Poker is a card game where players place bets to form the best possible hand. The person with the highest ranked hand wins the pot, which is all the money bet during that round. While luck plays a significant role in the outcome of individual hands, poker is primarily a game of skill, and a player can greatly improve their chances of winning by learning about hand rankings, basic rules, and positioning.

One of the most important skills to develop is bankroll management. This involves playing only in games that you can afford to lose, and limiting your losses to amounts that you can easily replace. It is also important to play only against opponents of similar skill level. In the long run, a good bankroll management strategy will allow you to make more money than you lose.

There are many different types of poker games, each with its own rules and strategy. The most popular forms of poker include Texas hold’em and Omaha. In addition to these, there are several other games, including straight poker, five-card stud, seven-card stud, and lowball. The rules of each game vary slightly, and a beginner should spend time learning the basic rules before trying to play.

A common mistake made by beginners is to “limp” their hand, which means to call the first bet without raising it. This can be very costly if the opponent has a strong hand, and it is usually better to raise in order to price weaker hands out of the pot.

Another important skill to learn is recognizing your opponents’ tells. This includes observing their facial expressions, body language, and betting patterns. It is also necessary to be able to read their bets, which can reveal information about the strength of their hand. The goal is to be able to read your opponents’ tells and anticipate their actions, which can help you make the best decision possible in any situation.

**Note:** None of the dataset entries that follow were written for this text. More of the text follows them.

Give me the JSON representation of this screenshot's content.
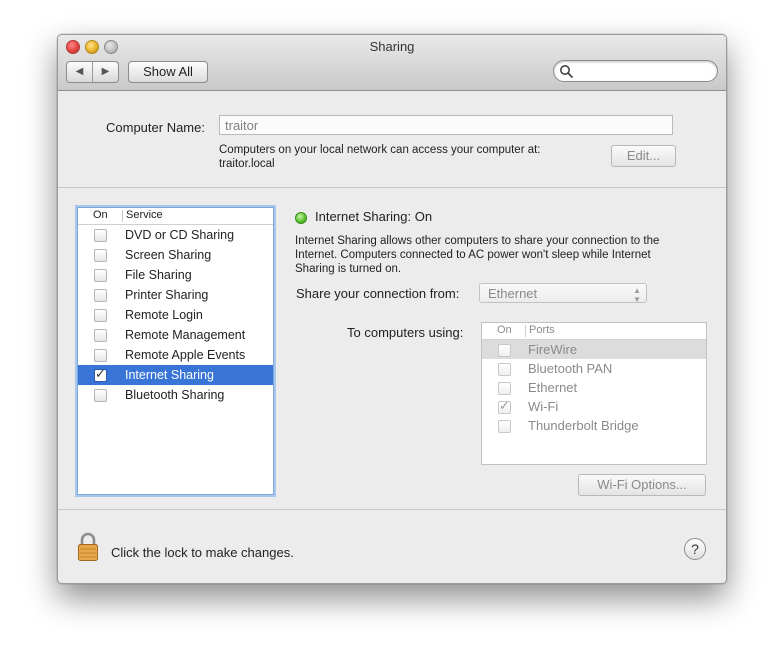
{
  "window": {
    "title": "Sharing",
    "nav_back_glyph": "◀",
    "nav_forward_glyph": "▶",
    "show_all_label": "Show All",
    "search": {
      "value": "",
      "placeholder": "",
      "icon": "search-icon"
    }
  },
  "computer_name": {
    "label": "Computer Name:",
    "value": "traitor",
    "description_line1": "Computers on your local network can access your computer at:",
    "description_line2": "traitor.local",
    "edit_label": "Edit..."
  },
  "services": {
    "header_on": "On",
    "header_service": "Service",
    "items": [
      {
        "label": "DVD or CD Sharing",
        "checked": false
      },
      {
        "label": "Screen Sharing",
        "checked": false
      },
      {
        "label": "File Sharing",
        "checked": false
      },
      {
        "label": "Printer Sharing",
        "checked": false
      },
      {
        "label": "Remote Login",
        "checked": false
      },
      {
        "label": "Remote Management",
        "checked": false
      },
      {
        "label": "Remote Apple Events",
        "checked": false
      },
      {
        "label": "Internet Sharing",
        "checked": true,
        "selected": true
      },
      {
        "label": "Bluetooth Sharing",
        "checked": false
      }
    ]
  },
  "detail": {
    "status_title": "Internet Sharing: On",
    "status_color": "#57c02a",
    "description_line1": "Internet Sharing allows other computers to share your connection to the",
    "description_line2": "Internet. Computers connected to AC power won't sleep while Internet",
    "description_line3": "Sharing is turned on.",
    "share_from_label": "Share your connection from:",
    "share_from_value": "Ethernet",
    "to_computers_label": "To computers using:",
    "ports_header_on": "On",
    "ports_header_ports": "Ports",
    "ports": [
      {
        "label": "FireWire",
        "checked": false,
        "highlighted": true
      },
      {
        "label": "Bluetooth PAN",
        "checked": false
      },
      {
        "label": "Ethernet",
        "checked": false
      },
      {
        "label": "Wi-Fi",
        "checked": true
      },
      {
        "label": "Thunderbolt Bridge",
        "checked": false
      }
    ],
    "wifi_options_label": "Wi-Fi Options..."
  },
  "footer": {
    "lock_text": "Click the lock to make changes.",
    "help_glyph": "?"
  },
  "colors": {
    "selection": "#3875d7",
    "window_bg": "#ececec"
  }
}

Another important skill is being able to quickly play strong hands. This will not only build the pot, but also encourage other players to fold if they have a higher hand. It is also important to learn how to bluff, which can sometimes be a valuable part of any poker strategy. While bluffing can be risky, with practice it can be used to great effect. Moreover, it can often be more profitable than simply calling every bet. However, be careful not to bluff too often, as it can backfire and give your opponent the clue that you have a strong hand.